• _What the exercise asks_: Set each line of the records down again exactly, please.

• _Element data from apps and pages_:
* * * * * * * * *

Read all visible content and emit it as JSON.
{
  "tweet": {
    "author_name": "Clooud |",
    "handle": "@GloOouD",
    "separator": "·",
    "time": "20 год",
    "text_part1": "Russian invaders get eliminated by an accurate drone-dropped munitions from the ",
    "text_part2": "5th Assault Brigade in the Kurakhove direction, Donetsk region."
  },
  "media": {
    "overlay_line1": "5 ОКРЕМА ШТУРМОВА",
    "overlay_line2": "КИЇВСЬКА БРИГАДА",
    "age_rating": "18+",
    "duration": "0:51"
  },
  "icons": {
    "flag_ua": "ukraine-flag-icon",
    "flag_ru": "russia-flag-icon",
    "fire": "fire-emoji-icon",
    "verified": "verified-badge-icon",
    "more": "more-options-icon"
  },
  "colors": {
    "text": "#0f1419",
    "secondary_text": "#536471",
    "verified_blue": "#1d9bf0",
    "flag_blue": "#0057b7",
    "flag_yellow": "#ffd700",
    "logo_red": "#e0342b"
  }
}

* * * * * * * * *

• _The completed task_:
Read all visible content and emit it as JSON.
{
  "tweet": {
    "author_name": "Clooud |",
    "handle": "@GloOouD",
    "separator": "·",
    "time": "20 год",
    "text_part1": "Russian invaders get eliminated by an accurate drone-dropped munitions from the ",
    "text_part2": "5th Assault Brigade in the Kurakhove direction, Donetsk region."
  },
  "media": {
    "overlay_line1": "5 ОКРЕМА ШТУРМОВА",
    "overlay_line2": "КИЇВСЬКА БРИГАДА",
    "age_rating": "18+",
    "duration": "0:51"
  },
  "icons": {
    "flag_ua": "ukraine-flag-icon",
    "flag_ru": "russia-flag-icon",
    "fire": "fire-emoji-icon",
    "verified": "verified-badge-icon",
    "more": "more-options-icon"
  },
  "colors": {
    "text": "#0f1419",
    "secondary_text": "#536471",
    "verified_blue": "#1d9bf0",
    "flag_blue": "#0057b7",
    "flag_yellow": "#ffd700",
    "logo_red": "#e0342b"
  }
}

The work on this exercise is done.